In a letter to Angus breeders dated May 1st, the board of directors of the American Angus Association announced that chief executive officer Allen Moczygemba will resign effective May 15th.
Angus board said they know while the decision “understandably may create some uncertainty among their membership, please be assured that the Board values all of their members and the contributions each person makes every day.”
Until the position is filled, current Chief Operating Officer Chris Stallo will serve as interim CEO and oversee the operations of the Association and its entities.
A majority of farmers and farmworkers say financial issues, farm or business problems and fear of losing the farm impact farmers’ mental health.
Other factors included stress, weather, the economy, isolation and social stigma, according to a new national poll commissioned by the American Farm Bureau Federation.
Polling found that many rural adults have either personally sought care or have a family member who has sought care for a mental health condition.
Large majorities of rural Americans polled agreed that cost, social stigma and embarrassment would make it harder for them to seek help or treatment for mental health conditions.
Optimism is growing that the U.S. and China could wrap up a trade agreement this month. Trade officials from the U.S. and China concluded talks in Beijing Wednesday with another critical round scheduled for next week in the United States.

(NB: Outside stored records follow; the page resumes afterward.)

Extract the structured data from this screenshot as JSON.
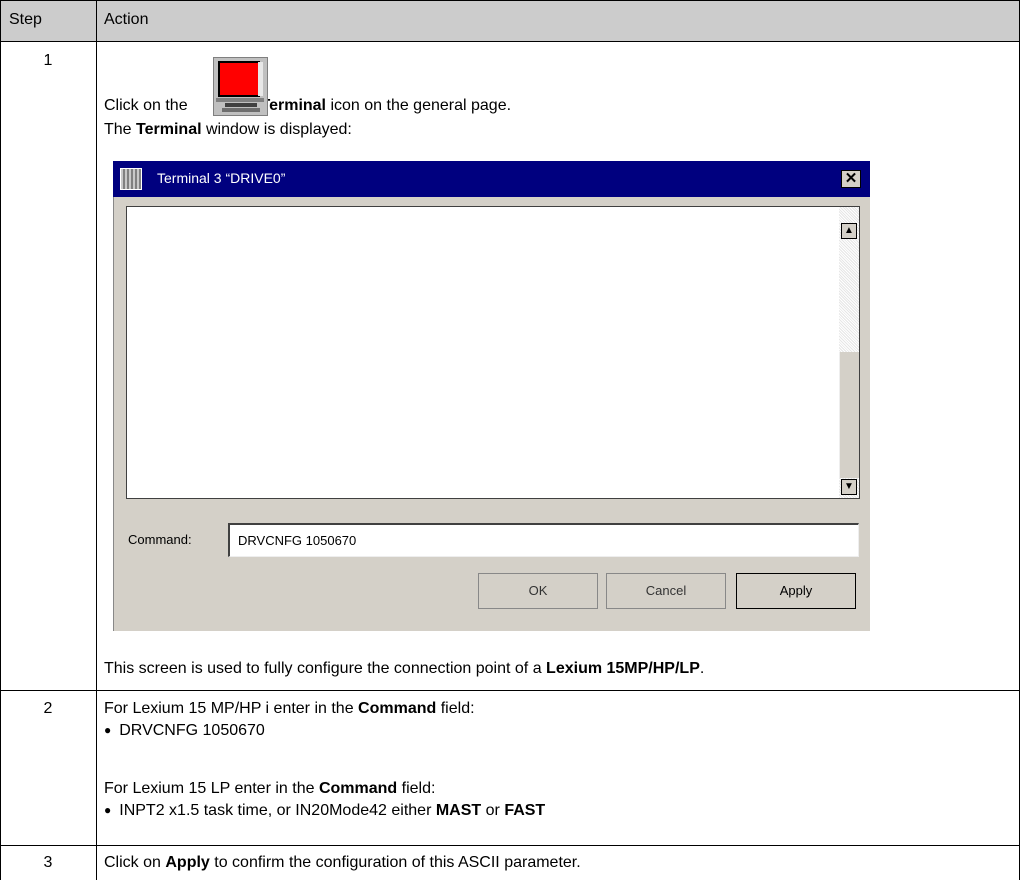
{
  "table": {
    "headers": {
      "step": "Step",
      "action": "Action"
    },
    "rows": [
      {
        "step": "1",
        "line1_pre": "Click on the",
        "line1_bold": "Terminal",
        "line1_post": "icon on the general page.",
        "line2_pre": "The",
        "line2_bold": "Terminal",
        "line2_post": "window is displayed:",
        "footer_pre": "This screen is used to fully configure the connection point of a",
        "footer_bold": "Lexium 15MP/HP/LP",
        "footer_post": "."
      },
      {
        "step": "2",
        "p1_pre": "For Lexium 15 MP/HP i enter in the",
        "p1_bold": "Command",
        "p1_post": "field:",
        "bullet1": "DRVCNFG 1050670",
        "p2_pre": "For Lexium 15 LP enter in the",
        "p2_bold": "Command",
        "p2_post": "field:",
        "bullet2_pre": "INPT2 x1.5 task time, or IN20Mode42 either",
        "bullet2_bold1": "MAST",
        "bullet2_mid": "or",
        "bullet2_bold2": "FAST"
      },
      {
        "step": "3",
        "pre": "Click on",
        "bold": "Apply",
        "post": "to confirm the configuration of this ASCII parameter."
      }
    ]
  },
  "dialog": {
    "title": "Terminal 3 “DRIVE0”",
    "close_glyph": "✕",
    "command_label": "Command:",
    "command_value": "DRVCNFG 1050670",
    "buttons": {
      "ok": "OK",
      "cancel": "Cancel",
      "apply": "Apply"
    }
  },
  "icons": [
    "terminal-icon",
    "window-system-icon",
    "close-icon",
    "scroll-up-arrow-icon",
    "scroll-down-arrow-icon"
  ],
  "colors": {
    "header_bg": "#cccccc",
    "titlebar": "#00007f",
    "dialog_face": "#d4d0c8",
    "terminal_screen": "#ff0000"
  }
}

The Trump administration has appeared to be ready to walk away if an agreement isn’t reached soon. A deal at this point between the U.S. and China is expected in Mid-May, with a possible signing of the agreement planned for June. However, an agreement doesn’t mean an end to tariffs from both sides at least as of now.
-Reported by Russell Nemetz/MTN News